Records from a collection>
⁂
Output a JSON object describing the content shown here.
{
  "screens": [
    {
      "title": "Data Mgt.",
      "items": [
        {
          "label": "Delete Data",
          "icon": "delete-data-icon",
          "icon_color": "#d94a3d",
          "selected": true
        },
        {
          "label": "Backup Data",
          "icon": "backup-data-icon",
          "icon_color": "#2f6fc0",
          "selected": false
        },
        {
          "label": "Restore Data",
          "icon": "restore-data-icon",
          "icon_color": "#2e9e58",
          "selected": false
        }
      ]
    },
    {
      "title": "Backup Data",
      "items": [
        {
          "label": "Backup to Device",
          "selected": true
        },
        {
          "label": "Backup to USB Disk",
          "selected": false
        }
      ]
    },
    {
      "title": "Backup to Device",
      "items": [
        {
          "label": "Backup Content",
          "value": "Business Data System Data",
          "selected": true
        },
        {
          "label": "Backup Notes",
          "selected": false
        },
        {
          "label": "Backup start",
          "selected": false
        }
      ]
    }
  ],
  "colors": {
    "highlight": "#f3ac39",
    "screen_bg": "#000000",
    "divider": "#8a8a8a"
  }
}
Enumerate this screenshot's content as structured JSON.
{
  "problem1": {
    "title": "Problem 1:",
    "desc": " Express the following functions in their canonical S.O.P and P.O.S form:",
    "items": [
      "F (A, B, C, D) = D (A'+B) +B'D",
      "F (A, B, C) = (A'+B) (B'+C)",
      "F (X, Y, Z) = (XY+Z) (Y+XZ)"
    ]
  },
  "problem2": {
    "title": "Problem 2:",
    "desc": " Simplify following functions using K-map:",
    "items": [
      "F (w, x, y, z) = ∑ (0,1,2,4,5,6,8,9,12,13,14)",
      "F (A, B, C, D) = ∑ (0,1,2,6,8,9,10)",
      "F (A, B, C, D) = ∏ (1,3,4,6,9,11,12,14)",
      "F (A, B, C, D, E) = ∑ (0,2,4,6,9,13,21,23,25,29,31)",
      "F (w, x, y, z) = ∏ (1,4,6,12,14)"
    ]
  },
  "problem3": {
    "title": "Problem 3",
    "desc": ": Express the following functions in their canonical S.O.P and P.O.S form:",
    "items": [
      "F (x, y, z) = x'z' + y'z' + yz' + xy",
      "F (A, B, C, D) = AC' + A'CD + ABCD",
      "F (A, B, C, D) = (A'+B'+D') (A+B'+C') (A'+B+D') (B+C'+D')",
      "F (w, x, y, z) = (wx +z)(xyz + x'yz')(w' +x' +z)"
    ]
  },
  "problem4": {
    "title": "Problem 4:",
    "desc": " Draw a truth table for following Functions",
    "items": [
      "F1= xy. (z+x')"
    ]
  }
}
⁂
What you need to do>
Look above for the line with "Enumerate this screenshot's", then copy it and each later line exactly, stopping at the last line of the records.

Solved problem>
Enumerate this screenshot's content as structured JSON.
{
  "problem1": {
    "title": "Problem 1:",
    "desc": " Express the following functions in their canonical S.O.P and P.O.S form:",
    "items": [
      "F (A, B, C, D) = D (A'+B) +B'D",
      "F (A, B, C) = (A'+B) (B'+C)",
      "F (X, Y, Z) = (XY+Z) (Y+XZ)"
    ]
  },
  "problem2": {
    "title": "Problem 2:",
    "desc": " Simplify following functions using K-map:",
    "items": [
      "F (w, x, y, z) = ∑ (0,1,2,4,5,6,8,9,12,13,14)",
      "F (A, B, C, D) = ∑ (0,1,2,6,8,9,10)",
      "F (A, B, C, D) = ∏ (1,3,4,6,9,11,12,14)",
      "F (A, B, C, D, E) = ∑ (0,2,4,6,9,13,21,23,25,29,31)",
      "F (w, x, y, z) = ∏ (1,4,6,12,14)"
    ]
  },
  "problem3": {
    "title": "Problem 3",
    "desc": ": Express the following functions in their canonical S.O.P and P.O.S form:",
    "items": [
      "F (x, y, z) = x'z' + y'z' + yz' + xy",
      "F (A, B, C, D) = AC' + A'CD + ABCD",
      "F (A, B, C, D) = (A'+B'+D') (A+B'+C') (A'+B+D') (B+C'+D')",
      "F (w, x, y, z) = (wx +z)(xyz + x'yz')(w' +x' +z)"
    ]
  },
  "problem4": {
    "title": "Problem 4:",
    "desc": " Draw a truth table for following Functions",
    "items": [
      "F1= xy. (z+x')"
    ]
  }
}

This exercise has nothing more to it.